The book begins shortly after World War II, in the fall of 1945, with the guerrilla toy manufacturers like Matsuzo Kosuge who built toys out of the heaps of tin cans and other trash left behind by American servicemen. The toys, were some of the few products being made in a country that had lost nearly all of its manufacturing capability, and they were a hit. Production quickly ramped up for export - with the only condition imposed being that every toy should be clearly labeled “MADE IN OCCUPIED JAPAN”.

 

The book then moves through stages in Japanese pop culture development and export, from the beginnings of anime in the 1960s, and Hello Kitty in the ‘70s, to the development of the Walkman and VHS, karaoke, and of course, video games.

 

This book provides a lot of context around Japan’s cultural and technological innovations that drove the nation’s postwar recovery.
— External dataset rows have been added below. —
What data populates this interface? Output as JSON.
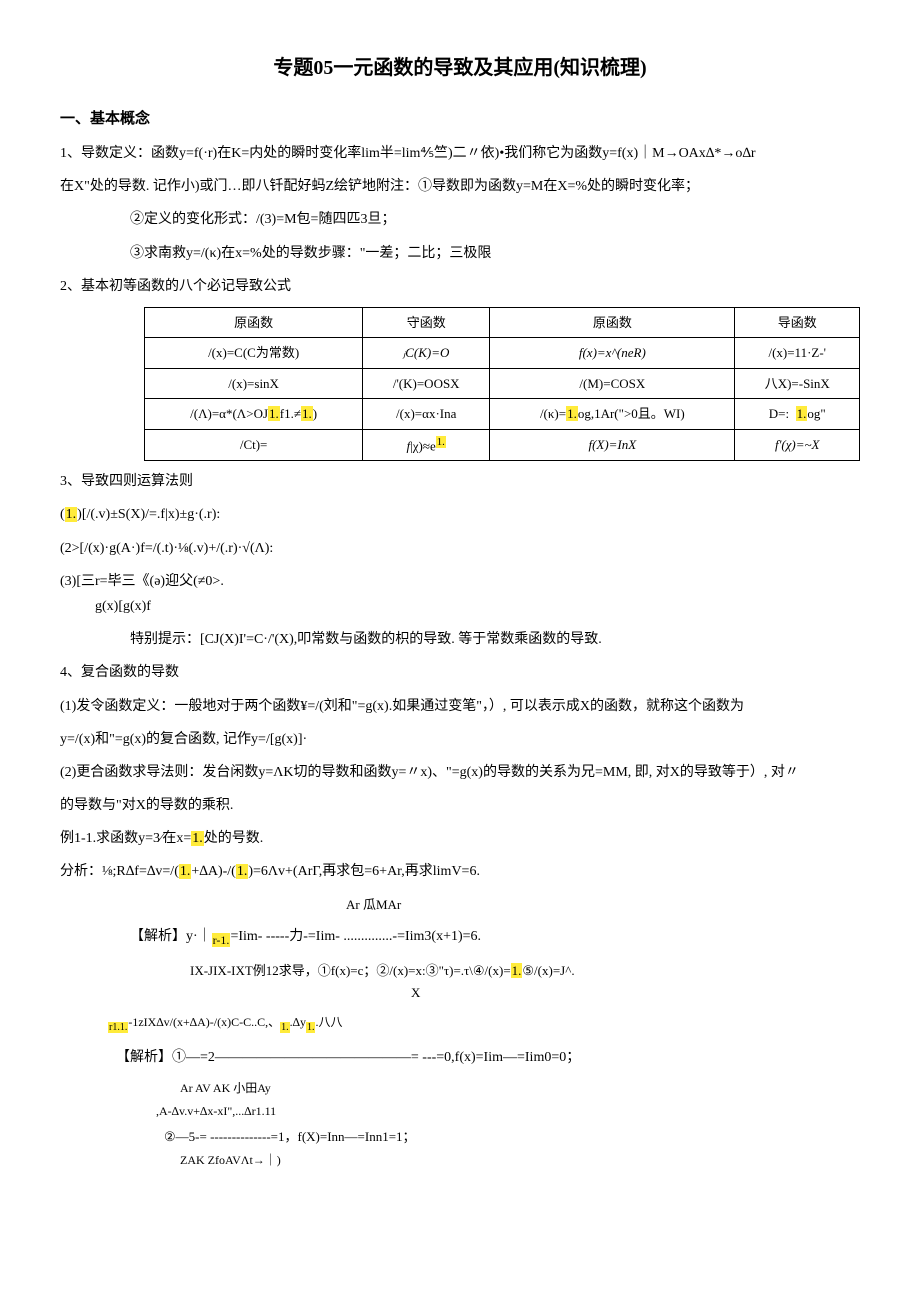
{
  "title": "专题05一元函数的导致及其应用(知识梳理)",
  "sec1": {
    "heading": "一、基本概念",
    "p1": "1、导数定义：函数y=f(·r)在K=内处的瞬时变化率lim半=lim⅘竺)二〃依)•我们称它为函数y=f(x)｜M→OAx∆*→o∆r",
    "p2": "在X\"处的导数. 记作小)或门…即八钎配好蚂Z绘铲地附注：①导数即为函数y=M在X=%处的瞬时变化率；",
    "p3": "②定义的变化形式：/(3)=M包=随四匹3旦；",
    "p4": "③求南救y=/(κ)在x=%处的导数步骤：\"一差；二比；三极限",
    "p5": "2、基本初等函数的八个必记导致公式"
  },
  "table": {
    "headers": [
      "原函数",
      "守函数",
      "原函数",
      "导函数"
    ],
    "rows": [
      [
        "/(x)=C(C为常数)",
        "ⱼC(K)=O",
        "f(x)=x^(neR)",
        "/(x)=11·Z-'"
      ],
      [
        "/(x)=sinX",
        "/'(K)=OOSX",
        "/(M)=COSX",
        "八X)=-SinX"
      ],
      [
        "/(Λ)=α*(Λ>OJ1.f1.≠1.)",
        "/(x)=αx·Ina",
        "/(κ)=1.og,1Ar(\">0且。WI)",
        "D=: 1.og\""
      ],
      [
        "/Ct)=",
        "f|χ)≈e1.",
        "f(X)=InX",
        "f'(χ)=~X"
      ]
    ],
    "hl": {
      "r2c0a": "1.",
      "r2c0b": "1.",
      "r2c2": "1.",
      "r2c3": "1.",
      "r3c1": "1."
    }
  },
  "sec3": {
    "p1": "3、导致四则运算法则",
    "p2a": "(",
    "p2hl": "1.",
    "p2b": ")[/(.v)±S(X)/=.f|x)±g·(.r):",
    "p3": "(2>[/(x)·g(A·)f=/(.t)·⅛(.v)+/(.r)·√(Λ):",
    "p4a": "(3)[三r=毕三《(ə)迎父(≠0>.",
    "p4b": "g(x)[g(x)f",
    "p5": "特别提示：[CJ(X)I'=C·/'(X),叩常数与函数的枳的导致. 等于常数乘函数的导致.",
    "p6": "4、复合函数的导数"
  },
  "sec4": {
    "p1": "(1)发令函数定义：一般地对于两个函数¥=/(刘和\"=g(x).如果通过变笔\"，）, 可以表示成X的函数，就称这个函数为",
    "p2": "y=/(x)和\"=g(x)的复合函数, 记作y=/[g(x)]·",
    "p3": "(2)更合函数求导法则：发台闲数y=ΛK切的导数和函数y=〃x)、\"=g(x)的导数的关系为兄=MM, 即, 对X的导致等于）, 对〃",
    "p4": "的导数与\"对X的导数的乘积.",
    "ex1a": "例1-1.求函数y=3⁄在x=",
    "ex1hl": "1.",
    "ex1b": "处的号数.",
    "ana_a": "分析：⅛;R∆f=∆v=/(",
    "ana_hl1": "1.",
    "ana_b": "+∆A)-/(",
    "ana_hl2": "1.",
    "ana_c": ")=6Λv+(ArΓ,再求包=6+Ar,再求limV=6.",
    "ana_line2": "Ar                           瓜MAr",
    "sol1a": "【解析】y·｜",
    "sol1hl": "r-1.",
    "sol1b": "=Iim- -----力-=Iim- ..............-=Iim3(x+1)=6.",
    "sol1c": "IX-JIX-IXT例12求导，①f(x)=c；②/(x)=x:③\"τ)=.τ\\④/(x)=",
    "sol1hl2": "1.",
    "sol1d": "⑤/(x)=J^.",
    "sol1x": "X",
    "sol2hl": "r1.1.",
    "sol2a": "-1zIX∆v/(x+∆A)-/(x)C-C..C,、",
    "sol2hl2": "1.",
    "sol2b": "∆y",
    "sol2hl3": "1.",
    "sol2c": ".八八",
    "sol3": "【解析】①—=2——————————————= ---=0,f(x)=Iim—=Iim0=0；",
    "sol3line": "Ar              AV              AK                    小田Ay",
    "sol4a": ",A-∆v.v+∆x-xI\",...∆r1.11",
    "sol4b": "②—5-= --------------=1，f(X)=Inn—=Inn1=1；",
    "sol4line": "ZAK                              ZfoAVΛt→｜)"
  }
}
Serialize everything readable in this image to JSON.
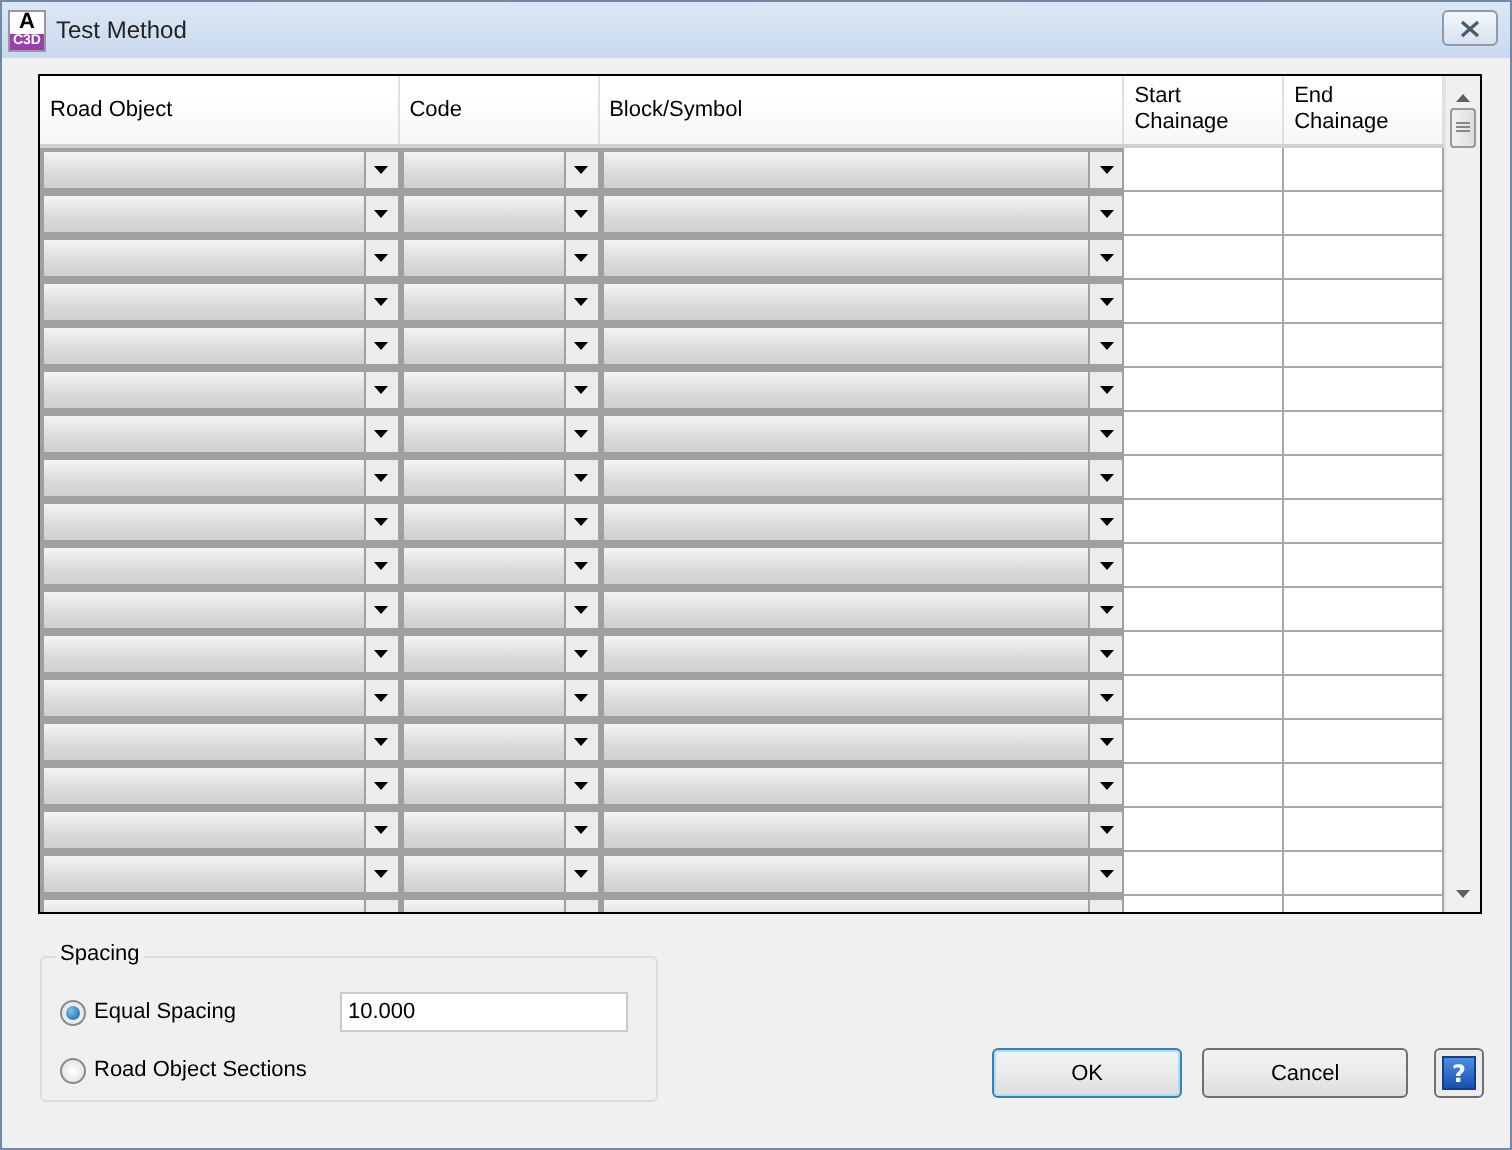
{
  "window": {
    "title": "Test Method",
    "app_icon": {
      "letter": "A",
      "caption": "C3D"
    }
  },
  "table": {
    "columns": [
      {
        "label": "Road Object",
        "kind": "combo"
      },
      {
        "label": "Code",
        "kind": "combo"
      },
      {
        "label": "Block/Symbol",
        "kind": "combo"
      },
      {
        "label": "Start Chainage",
        "kind": "text"
      },
      {
        "label": "End Chainage",
        "kind": "text"
      }
    ],
    "rows": [
      {
        "kind": "entry"
      },
      {
        "kind": "entry"
      },
      {
        "kind": "entry"
      },
      {
        "kind": "entry"
      },
      {
        "kind": "entry"
      },
      {
        "kind": "entry"
      },
      {
        "kind": "entry"
      },
      {
        "kind": "entry"
      },
      {
        "kind": "entry"
      },
      {
        "kind": "entry"
      },
      {
        "kind": "entry"
      },
      {
        "kind": "entry"
      },
      {
        "kind": "entry"
      },
      {
        "kind": "entry"
      },
      {
        "kind": "entry"
      },
      {
        "kind": "entry"
      },
      {
        "kind": "entry"
      },
      {
        "kind": "entry"
      }
    ]
  },
  "spacing": {
    "title": "Spacing",
    "options": [
      {
        "label": "Equal Spacing",
        "selected": true,
        "value": "10.000"
      },
      {
        "label": "Road Object Sections",
        "selected": false
      }
    ]
  },
  "buttons": [
    {
      "label": "OK",
      "default": true
    },
    {
      "label": "Cancel",
      "default": false
    }
  ],
  "help_button": {
    "label": "?"
  }
}
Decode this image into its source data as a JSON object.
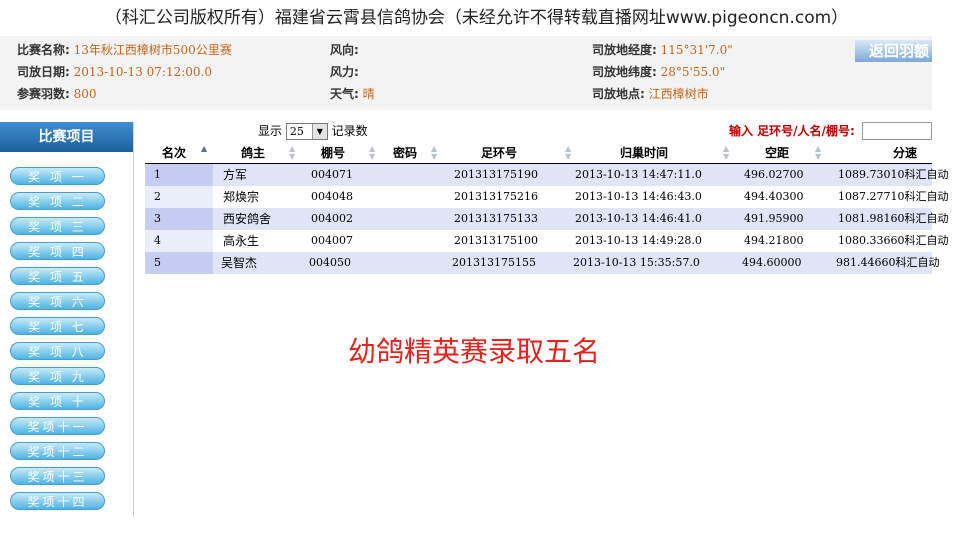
{
  "banner": "（科汇公司版权所有）福建省云霄县信鸽协会（未经允许不得转载直播网址www.pigeoncn.com）",
  "info": {
    "race_name_label": "比赛名称:",
    "race_name": "13年秋江西樟树市500公里赛",
    "release_date_label": "司放日期:",
    "release_date": "2013-10-13 07:12:00.0",
    "count_label": "参赛羽数:",
    "count": "800",
    "wind_dir_label": "风向:",
    "wind_dir": "",
    "wind_force_label": "风力:",
    "wind_force": "",
    "weather_label": "天气:",
    "weather": "晴",
    "longitude_label": "司放地经度:",
    "longitude": "115°31'7.0\"",
    "latitude_label": "司放地纬度:",
    "latitude": "28°5'55.0\"",
    "location_label": "司放地点:",
    "location": "江西樟树市",
    "return_button": "返回羽额"
  },
  "sidebar": {
    "title": "比赛项目",
    "items": [
      "奖 项 一",
      "奖 项 二",
      "奖 项 三",
      "奖 项 四",
      "奖 项 五",
      "奖 项 六",
      "奖 项 七",
      "奖 项 八",
      "奖 项 九",
      "奖 项 十",
      "奖项十一",
      "奖项十二",
      "奖项十三",
      "奖项十四"
    ]
  },
  "controls": {
    "show_label": "显示",
    "page_size": "25",
    "records_label": "记录数",
    "search_label": "输入 足环号/人名/棚号:",
    "search_value": ""
  },
  "table": {
    "columns": [
      "名次",
      "鸽主",
      "棚号",
      "密码",
      "足环号",
      "归巢时间",
      "空距",
      "分速"
    ],
    "rows": [
      {
        "rank": "1",
        "owner": "方军",
        "loft": "004071",
        "code": "",
        "ring": "201313175190",
        "time": "2013-10-13 14:47:11.0",
        "distance": "496.02700",
        "speed": "1089.73010科汇自动"
      },
      {
        "rank": "2",
        "owner": "郑焕宗",
        "loft": "004048",
        "code": "",
        "ring": "201313175216",
        "time": "2013-10-13 14:46:43.0",
        "distance": "494.40300",
        "speed": "1087.27710科汇自动"
      },
      {
        "rank": "3",
        "owner": "西安鸽舍",
        "loft": "004002",
        "code": "",
        "ring": "201313175133",
        "time": "2013-10-13 14:46:41.0",
        "distance": "491.95900",
        "speed": "1081.98160科汇自动"
      },
      {
        "rank": "4",
        "owner": "高永生",
        "loft": "004007",
        "code": "",
        "ring": "201313175100",
        "time": "2013-10-13 14:49:28.0",
        "distance": "494.21800",
        "speed": "1080.33660科汇自动"
      },
      {
        "rank": "5",
        "owner": "吴智杰",
        "loft": "004050",
        "code": "",
        "ring": "201313175155",
        "time": "2013-10-13 15:35:57.0",
        "distance": "494.60000",
        "speed": "981.44660科汇自动"
      }
    ]
  },
  "overlay": "幼鸽精英赛录取五名"
}
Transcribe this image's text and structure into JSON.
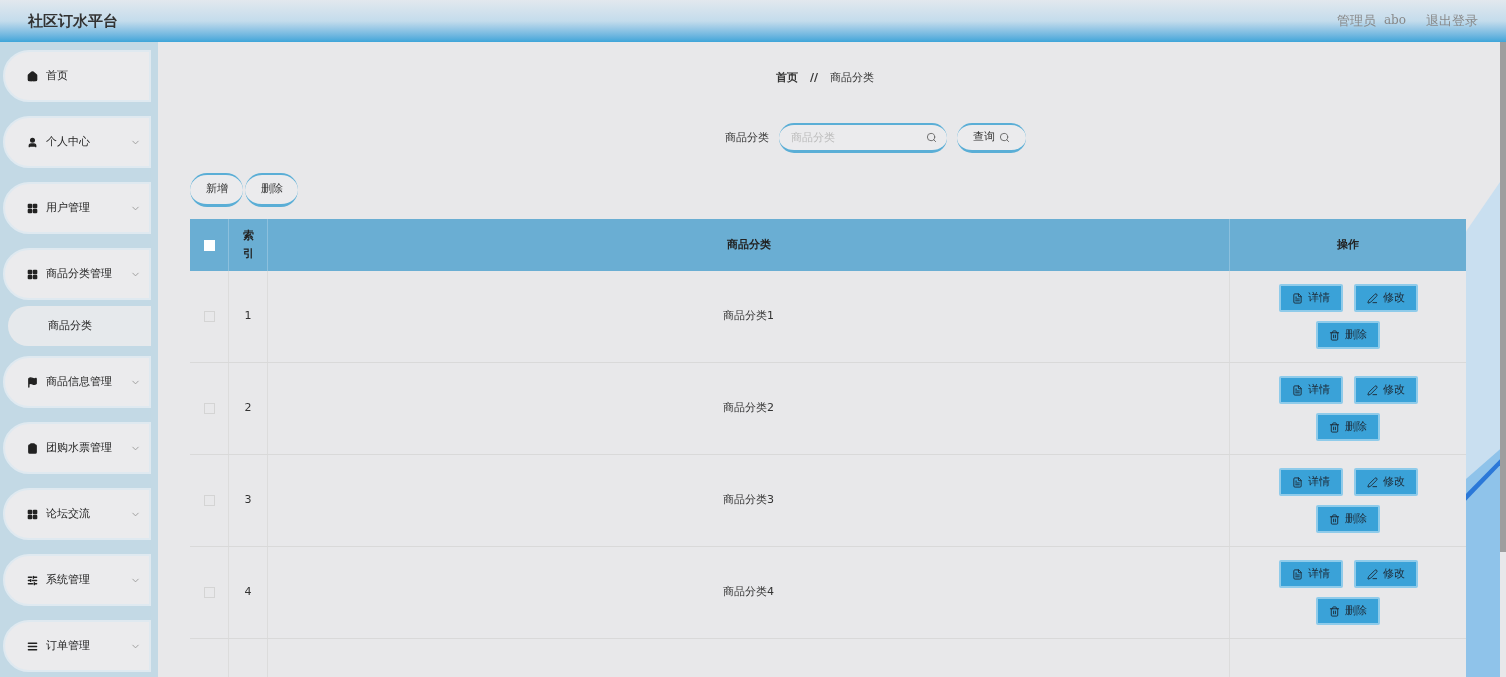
{
  "header": {
    "title": "社区订水平台",
    "user_role": "管理员",
    "user_name": "abo",
    "logout": "退出登录"
  },
  "sidebar": {
    "items": [
      {
        "label": "首页",
        "has_submenu": false
      },
      {
        "label": "个人中心",
        "has_submenu": true
      },
      {
        "label": "用户管理",
        "has_submenu": true
      },
      {
        "label": "商品分类管理",
        "has_submenu": true,
        "children": [
          {
            "label": "商品分类",
            "selected": true
          }
        ]
      },
      {
        "label": "商品信息管理",
        "has_submenu": true
      },
      {
        "label": "团购水票管理",
        "has_submenu": true
      },
      {
        "label": "论坛交流",
        "has_submenu": true
      },
      {
        "label": "系统管理",
        "has_submenu": true
      },
      {
        "label": "订单管理",
        "has_submenu": true
      }
    ]
  },
  "breadcrumb": {
    "home": "首页",
    "separator": "//",
    "current": "商品分类"
  },
  "search": {
    "label": "商品分类",
    "placeholder": "商品分类",
    "button": "查询"
  },
  "actions": [
    "新增",
    "删除"
  ],
  "table": {
    "columns": [
      "索引",
      "商品分类",
      "操作"
    ],
    "rows": [
      {
        "checked": false,
        "index": "1",
        "name": "商品分类1",
        "buttons": [
          "详情",
          "修改",
          "删除"
        ]
      },
      {
        "checked": false,
        "index": "2",
        "name": "商品分类2",
        "buttons": [
          "详情",
          "修改",
          "删除"
        ]
      },
      {
        "checked": false,
        "index": "3",
        "name": "商品分类3",
        "buttons": [
          "详情",
          "修改",
          "删除"
        ]
      },
      {
        "checked": false,
        "index": "4",
        "name": "商品分类4",
        "buttons": [
          "详情",
          "修改",
          "删除"
        ]
      }
    ],
    "header_checked": false
  }
}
Each chapter tells a fascinating story about a particular facet of recent Japanese history, and it all ties together in a meta-narrative about Japan’s true cultural contribution to the world at large.

 

Even if you’re not particularly interested in Japan, Pure Invention is an insightful look at how the country has impacted our own culture over the last century.